And then it hit me.
On Thanksgiving, I was working the floor at one of our locations in an area of Cincinnati called Over the Rhine.
Over the Rhine was a heavily German populated area of Cincinnati for most of the 19th century. It had a lot of breweries. German newspapers, German bars, and German restaurants up until the 1920’s or so. Then the people started moving out of the urban areas and moved to the suburbs.
Over the Rhine, like most inner city areas fell on hard times for the next 80 years or so.
Then a very popular local musician was murdered. In an unrelated case the police shot down an unarmed man. Riots ripped through the area and the entire city was under curfew for a week.
We opened our cafe and roastery in 2001, a year after a series of riots wracked our city.
We already had a successful location in a neighborhood so when we told people that we were opening a second location in the riot torn area of Over the Rhine they thought we were a little – no – really crazy. But, my wife and I could see the potential that some other people also saw.

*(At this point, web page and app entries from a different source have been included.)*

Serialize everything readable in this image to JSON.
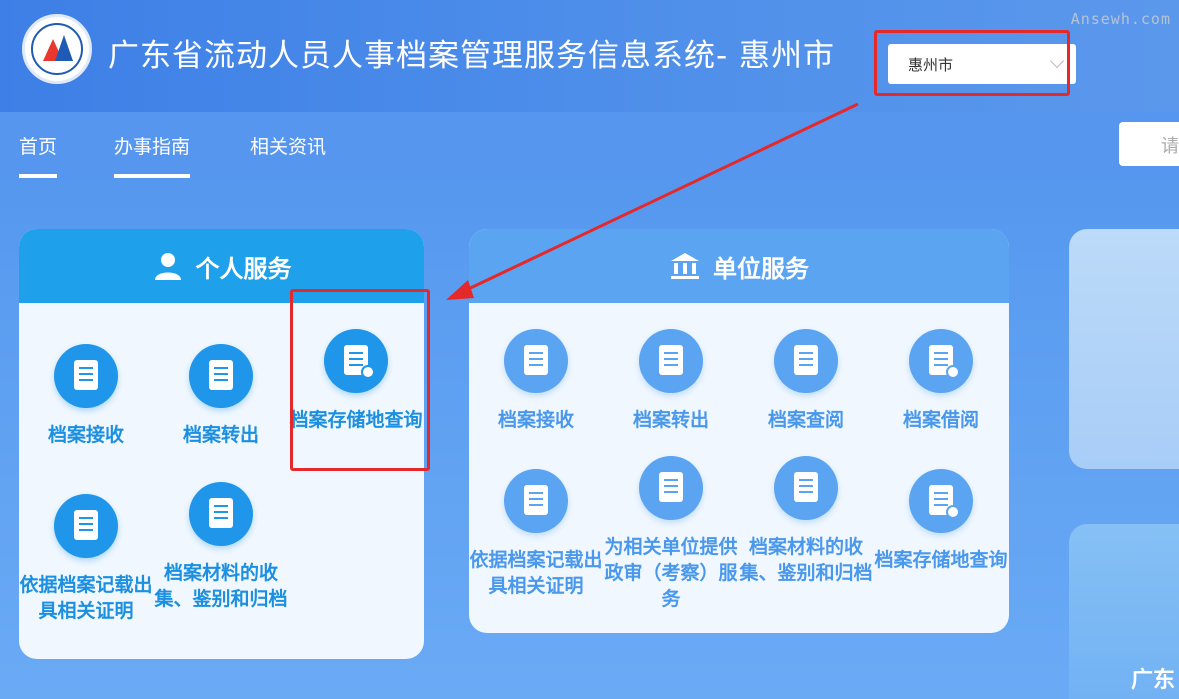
{
  "header": {
    "site_title": "广东省流动人员人事档案管理服务信息系统- 惠州市",
    "city_select_value": "惠州市",
    "watermark": "Ansewh.com"
  },
  "nav": {
    "items": [
      "首页",
      "办事指南",
      "相关资讯"
    ],
    "search_placeholder": "请"
  },
  "personal": {
    "title": "个人服务",
    "services": [
      {
        "label": "档案接收",
        "icon": "file-in-icon"
      },
      {
        "label": "档案转出",
        "icon": "file-out-icon"
      },
      {
        "label": "档案存储地查询",
        "icon": "file-search-icon"
      },
      {
        "label": "依据档案记载出具相关证明",
        "icon": "certificate-icon"
      },
      {
        "label": "档案材料的收集、鉴别和归档",
        "icon": "file-collect-icon"
      }
    ]
  },
  "unit": {
    "title": "单位服务",
    "services": [
      {
        "label": "档案接收",
        "icon": "file-in-icon"
      },
      {
        "label": "档案转出",
        "icon": "file-out-icon"
      },
      {
        "label": "档案查阅",
        "icon": "book-icon"
      },
      {
        "label": "档案借阅",
        "icon": "file-borrow-icon"
      },
      {
        "label": "依据档案记载出具相关证明",
        "icon": "certificate-icon"
      },
      {
        "label": "为相关单位提供政审（考察）服务",
        "icon": "review-icon"
      },
      {
        "label": "档案材料的收集、鉴别和归档",
        "icon": "file-collect-icon"
      },
      {
        "label": "档案存储地查询",
        "icon": "file-search-icon"
      }
    ]
  },
  "right_card_text": "广东",
  "colors": {
    "primary": "#1f96e9",
    "unit": "#5ba4f2",
    "annotation": "#e5282a"
  }
}
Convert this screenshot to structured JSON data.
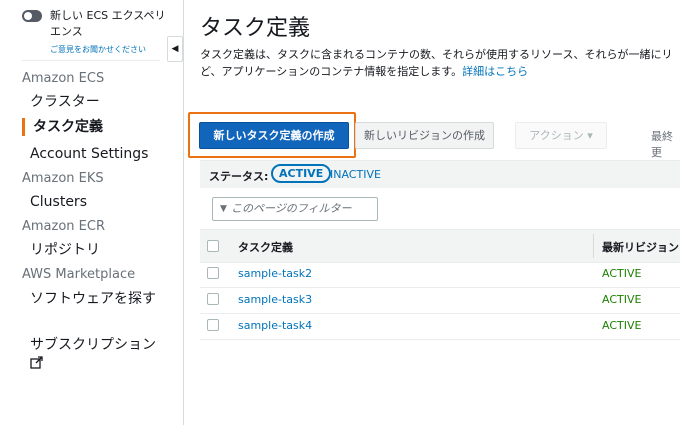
{
  "sidebar": {
    "toggle_label": "新しい ECS エクスペリエンス",
    "feedback": "ご意見をお聞かせください",
    "collapse_icon": "◀",
    "sections": [
      {
        "title": "Amazon ECS",
        "items": [
          "クラスター",
          "タスク定義",
          "Account Settings"
        ]
      },
      {
        "title": "Amazon EKS",
        "items": [
          "Clusters"
        ]
      },
      {
        "title": "Amazon ECR",
        "items": [
          "リポジトリ"
        ]
      },
      {
        "title": "AWS Marketplace",
        "items": [
          "ソフトウェアを探す",
          "サブスクリプション"
        ]
      }
    ],
    "active_item": "タスク定義",
    "accent_color": "#ec7211"
  },
  "main": {
    "title": "タスク定義",
    "desc_line1": "タスク定義は、タスクに含まれるコンテナの数、それらが使用するリソース、それらが一緒にリ",
    "desc_line2": "ど、アプリケーションのコンテナ情報を指定します。",
    "detail_link": "詳細はこちら",
    "toolbar": {
      "create_new": "新しいタスク定義の作成",
      "create_revision": "新しいリビジョンの作成",
      "actions": "アクション ▾",
      "last_updated": "最終更"
    },
    "status": {
      "label": "ステータス:",
      "active": "ACTIVE",
      "inactive": "INACTIVE"
    },
    "filter_placeholder": "このページのフィルター",
    "filter_icon": "filter-icon",
    "table": {
      "headers": [
        "タスク定義",
        "最新リビジョン"
      ],
      "rows": [
        {
          "name": "sample-task2",
          "status": "ACTIVE"
        },
        {
          "name": "sample-task3",
          "status": "ACTIVE"
        },
        {
          "name": "sample-task4",
          "status": "ACTIVE"
        }
      ]
    }
  }
}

We opened our doors in April and people started to come in. We didn’t have any big signs and for awhile we were thinking that the customers we had during the afternoon were the same exact ones we saw that morning at our neighborhood location. We were open m-f 7-4, Saturday until 2, no Sunday hours, and no holiday hours. Now, after 10 years we are open until 8:00pm everyday, including Sundays and holidays. If we were closed we would have a riot! (In a good way)
But, on Thanksgiving, a customer was talking to one of my employees. He told her it was a shame that she had to work on Thanksgiving and that she should have taken the day off.
Without even pausing she told him that she has quite a few friends that at this moment they have everyday off and are unfortunately not gainfully employed. She said how she actually enjoyed working and that some of her friends were her co-workers. She said how another Coffee Emporium employee who got off work a few hours ago was making her Thanksgiving dinner right now. Turns out at her dinner she was going to have no less than three other CE employees.
So, where is this sustainability thing that we are supposed to be talking about?
Well, I think that it is more than just reducing, reusing, and recycling. It is more than using locally produced food and milk. It is more than composting.
- It is being open for your customers.
- It is providing a fun, relaxed, cool space for people to hang.
- It is re-inventing yourself while keeping your focus.
- It is making a profit while not treading too heavily on the earth.
- It is providing jobs and a community for your employees/coworkers.
Sure, espresso machines break down during the morning rush. Coffee roaster’s motors will stop and cause a batch of amazing coffee to scorch and be ruined. Employees will call/text in being sick six minutes before their shift starts. But, would I trade all of that for a million dollars?
Tony Tausch has been in the coffee business for 16 years with my wife Eileen. We are roasters, retailers, wholesalers, caterers, coffee snobs (not necessarily in that order) in Cincinnati, Ohio.